**Data to process:**
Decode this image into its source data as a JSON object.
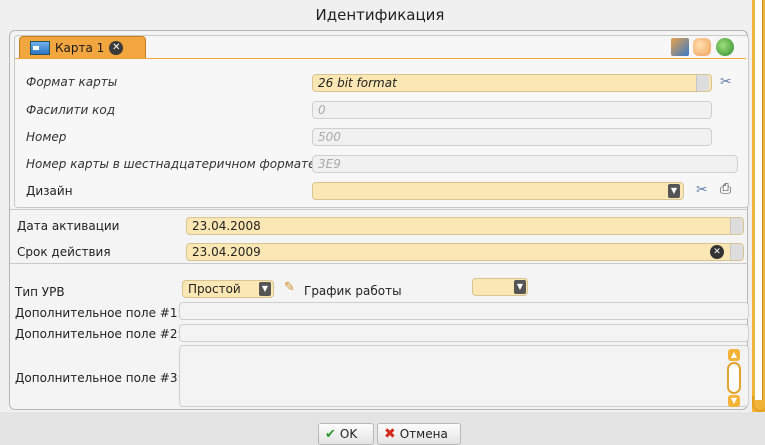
{
  "window": {
    "title": "Идентификация"
  },
  "tab": {
    "label": "Карта 1"
  },
  "icons": {
    "card": "card-icon",
    "tab_close": "close-icon",
    "tool1": "import-card-icon",
    "tool2": "hand-icon",
    "tool3": "refresh-icon",
    "clear": "clear-icon",
    "print": "printer-icon",
    "dropdown": "chevron-down-icon",
    "edit": "pencil-icon",
    "ok": "checkmark-icon",
    "cancel": "cross-icon"
  },
  "card": {
    "format_label": "Формат карты",
    "format_value": "26 bit format",
    "facility_label": "Фасилити код",
    "facility_value": "0",
    "number_label": "Номер",
    "number_value": "500",
    "hex_label": "Номер карты в шестнадцатеричном формате",
    "hex_value": "3E9",
    "design_label": "Дизайн",
    "design_value": ""
  },
  "dates": {
    "activation_label": "Дата активации",
    "activation_value": "23.04.2008",
    "expiry_label": "Срок действия",
    "expiry_value": "23.04.2009"
  },
  "access": {
    "type_label": "Тип УРВ",
    "type_value": "Простой",
    "schedule_label": "График работы",
    "schedule_value": ""
  },
  "extra": {
    "field1_label": "Дополнительное поле #1:",
    "field1_value": "",
    "field2_label": "Дополнительное поле #2:",
    "field2_value": "",
    "field3_label": "Дополнительное поле #3:",
    "field3_value": ""
  },
  "buttons": {
    "ok": "OK",
    "cancel": "Отмена"
  },
  "colors": {
    "accent": "#f2a640",
    "highlight_field": "#fbe7b3",
    "ok_icon": "#2a9b2a",
    "cancel_icon": "#d52a1a"
  }
}
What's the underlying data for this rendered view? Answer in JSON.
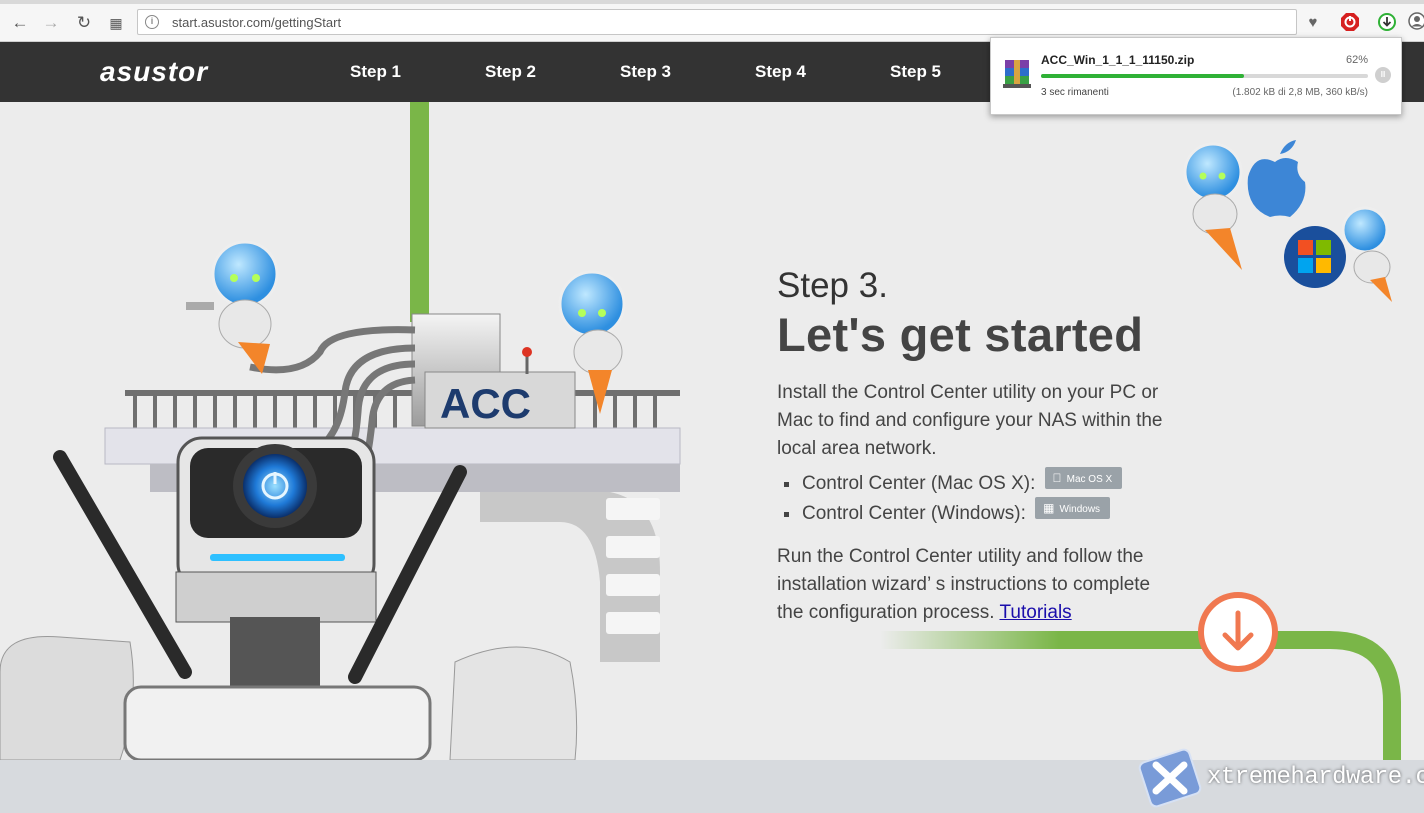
{
  "browser": {
    "url": "start.asustor.com/gettingStart"
  },
  "site": {
    "logo": "asustor",
    "nav": [
      "Step 1",
      "Step 2",
      "Step 3",
      "Step 4",
      "Step 5"
    ]
  },
  "content": {
    "step_label": "Step 3.",
    "title": "Let's get started",
    "intro": "Install the Control Center utility on your PC or Mac to find and configure your NAS within the local area network.",
    "downloads": [
      {
        "label": "Control Center (Mac OS X):",
        "button": "Mac OS X",
        "icon": "apple-icon"
      },
      {
        "label": "Control Center (Windows):",
        "button": "Windows",
        "icon": "windows-icon"
      }
    ],
    "outro": "Run the Control Center utility and follow the installation wizard’ s instructions to complete the configuration process.",
    "tutorials_link": "Tutorials",
    "illustration_text": "ACC"
  },
  "download": {
    "filename": "ACC_Win_1_1_1_11150.zip",
    "percent_label": "62%",
    "progress": 0.62,
    "status": "3 sec rimanenti",
    "detail": "(1.802 kB di 2,8 MB, 360 kB/s)"
  },
  "watermark": "xtremehardware.com",
  "colors": {
    "header_bg": "#333333",
    "accent_green": "#7ab648",
    "accent_orange": "#f07850",
    "progress_green": "#2fb136"
  }
}
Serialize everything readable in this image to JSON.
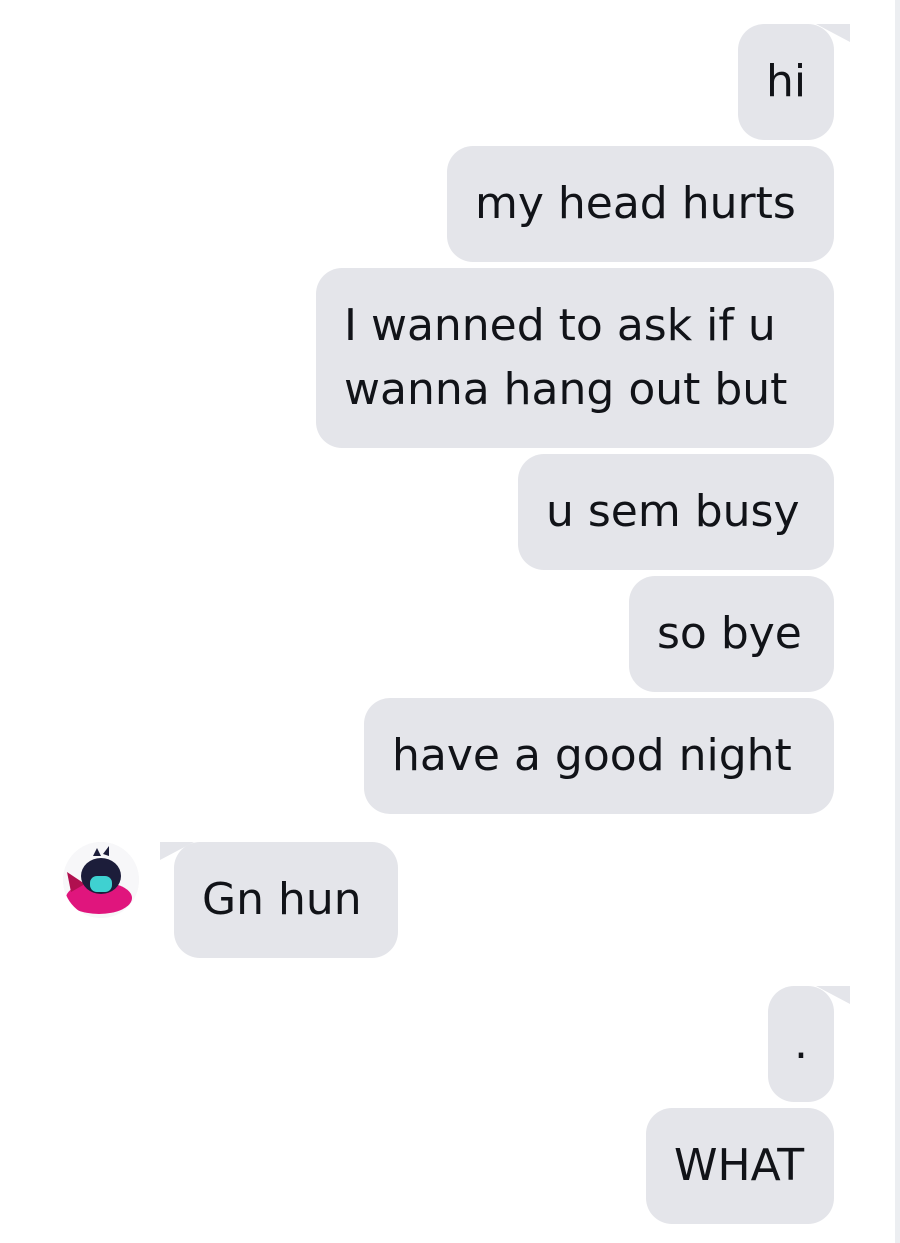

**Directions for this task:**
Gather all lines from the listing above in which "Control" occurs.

**Exercise response:**
    "intro": "Install the Control Center utility on your PC or Mac to find and configure your NAS within the local area network.",
        "label": "Control Center (Mac OS X):",
        "label": "Control Center (Windows):",
    "outro": "Run the Control Center utility and follow the installation wizard’ s instructions to complete the configuration process.",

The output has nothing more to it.